In the beginning, there was hot glue. Plus some tape, and a not inconsiderable amount of Bondo. In general, building custom portable game consoles a decade or so in the past was just a bit…messier than it is today. But with all the incredible tools and techniques the individual hardware hacker now has at their disposal, modern examples are pushing the boundaries of DIY.
This Zelda: Ocarina of Time themed portable N64 by [Chris Downing] is a perfect example. While the device is using a legitimate N64 motherboard, nearly every other component has been designed and manufactured specifically for this application. The case has been FDM 3D printed on a Prusa i3, the highly-detailed buttons were printed in resin on a Form 3, and several support PCBs and interface components made the leap from digital designs to physical objects thanks to the services of OSH Park.
Today, those details are becoming increasingly commonplace in the projects we see. But that’s sort of the point. In the video after the break, [Chris] breaks down the evolution of his portable consoles from hacked and glued together monstrosities (we mean that in the nicest way possible) to the sleek and professional examples like his latest N64 commission. But this isn’t a story of one maker’s personal journey through the ranks, it’s about the sort of techniques that have become available to the individual over the last decade.
Case in point, custom flexible flat cables (FFC). As [Chris] explains, when you wanted to relocate the cartridge slot on a portable console in the past, it usually involved tedious point-to-point wiring. Now, with the low-volume production capabilities offered by companies like OSH Park, you can have your own flexible cables made that are neater, faster to install, and far more reliable.

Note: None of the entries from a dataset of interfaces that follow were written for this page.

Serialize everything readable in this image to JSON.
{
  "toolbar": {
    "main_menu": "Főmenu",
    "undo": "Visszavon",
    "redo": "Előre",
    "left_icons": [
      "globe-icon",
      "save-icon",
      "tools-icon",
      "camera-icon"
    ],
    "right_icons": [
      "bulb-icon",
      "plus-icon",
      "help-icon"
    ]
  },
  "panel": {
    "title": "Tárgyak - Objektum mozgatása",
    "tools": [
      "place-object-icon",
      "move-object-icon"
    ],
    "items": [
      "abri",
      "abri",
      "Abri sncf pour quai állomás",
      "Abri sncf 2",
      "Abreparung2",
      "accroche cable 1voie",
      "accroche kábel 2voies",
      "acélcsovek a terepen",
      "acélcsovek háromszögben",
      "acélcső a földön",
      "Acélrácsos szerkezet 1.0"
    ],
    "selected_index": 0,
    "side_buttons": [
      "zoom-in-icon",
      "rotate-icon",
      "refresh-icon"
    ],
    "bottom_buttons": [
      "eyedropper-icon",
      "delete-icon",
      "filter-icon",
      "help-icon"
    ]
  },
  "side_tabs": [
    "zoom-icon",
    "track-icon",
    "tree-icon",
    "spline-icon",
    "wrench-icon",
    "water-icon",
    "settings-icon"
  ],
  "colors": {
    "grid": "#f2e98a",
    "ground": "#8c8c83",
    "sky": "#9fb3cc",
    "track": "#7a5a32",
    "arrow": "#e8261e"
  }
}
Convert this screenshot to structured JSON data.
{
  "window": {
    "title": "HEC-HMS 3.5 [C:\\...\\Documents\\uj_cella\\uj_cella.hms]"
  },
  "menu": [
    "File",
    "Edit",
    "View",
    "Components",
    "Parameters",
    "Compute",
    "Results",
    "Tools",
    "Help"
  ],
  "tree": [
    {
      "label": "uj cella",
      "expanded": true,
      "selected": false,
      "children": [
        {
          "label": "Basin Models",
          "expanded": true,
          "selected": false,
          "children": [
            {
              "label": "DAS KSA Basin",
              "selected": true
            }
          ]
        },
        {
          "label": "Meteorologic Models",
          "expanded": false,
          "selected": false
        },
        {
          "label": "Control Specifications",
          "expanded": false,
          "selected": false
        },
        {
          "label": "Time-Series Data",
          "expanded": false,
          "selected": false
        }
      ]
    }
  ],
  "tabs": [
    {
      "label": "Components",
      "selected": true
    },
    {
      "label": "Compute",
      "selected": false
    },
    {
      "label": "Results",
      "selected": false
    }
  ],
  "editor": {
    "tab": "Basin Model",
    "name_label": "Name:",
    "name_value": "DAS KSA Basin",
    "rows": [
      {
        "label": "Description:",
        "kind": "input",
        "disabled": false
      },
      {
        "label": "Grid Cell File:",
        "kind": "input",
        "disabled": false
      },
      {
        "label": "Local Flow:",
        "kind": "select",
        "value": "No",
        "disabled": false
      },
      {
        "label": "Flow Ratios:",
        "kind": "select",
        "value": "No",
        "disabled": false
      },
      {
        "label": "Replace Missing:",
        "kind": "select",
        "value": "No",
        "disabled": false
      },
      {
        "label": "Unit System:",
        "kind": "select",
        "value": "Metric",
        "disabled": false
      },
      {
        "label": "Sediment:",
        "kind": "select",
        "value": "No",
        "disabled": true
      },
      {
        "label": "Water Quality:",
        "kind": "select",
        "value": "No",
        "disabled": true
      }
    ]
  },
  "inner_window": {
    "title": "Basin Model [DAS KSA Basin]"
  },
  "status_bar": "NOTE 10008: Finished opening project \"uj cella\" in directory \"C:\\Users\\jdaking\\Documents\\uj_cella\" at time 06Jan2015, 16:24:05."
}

Projects like this one, along with other incredible creations from leaders in the community such as [GMan] are changing our perceptions of what a dedicated individual is capable of. There’s no way to be sure what the state-of-the-art will look like in another 5 or 10 years, but we’re certainly excited to find out.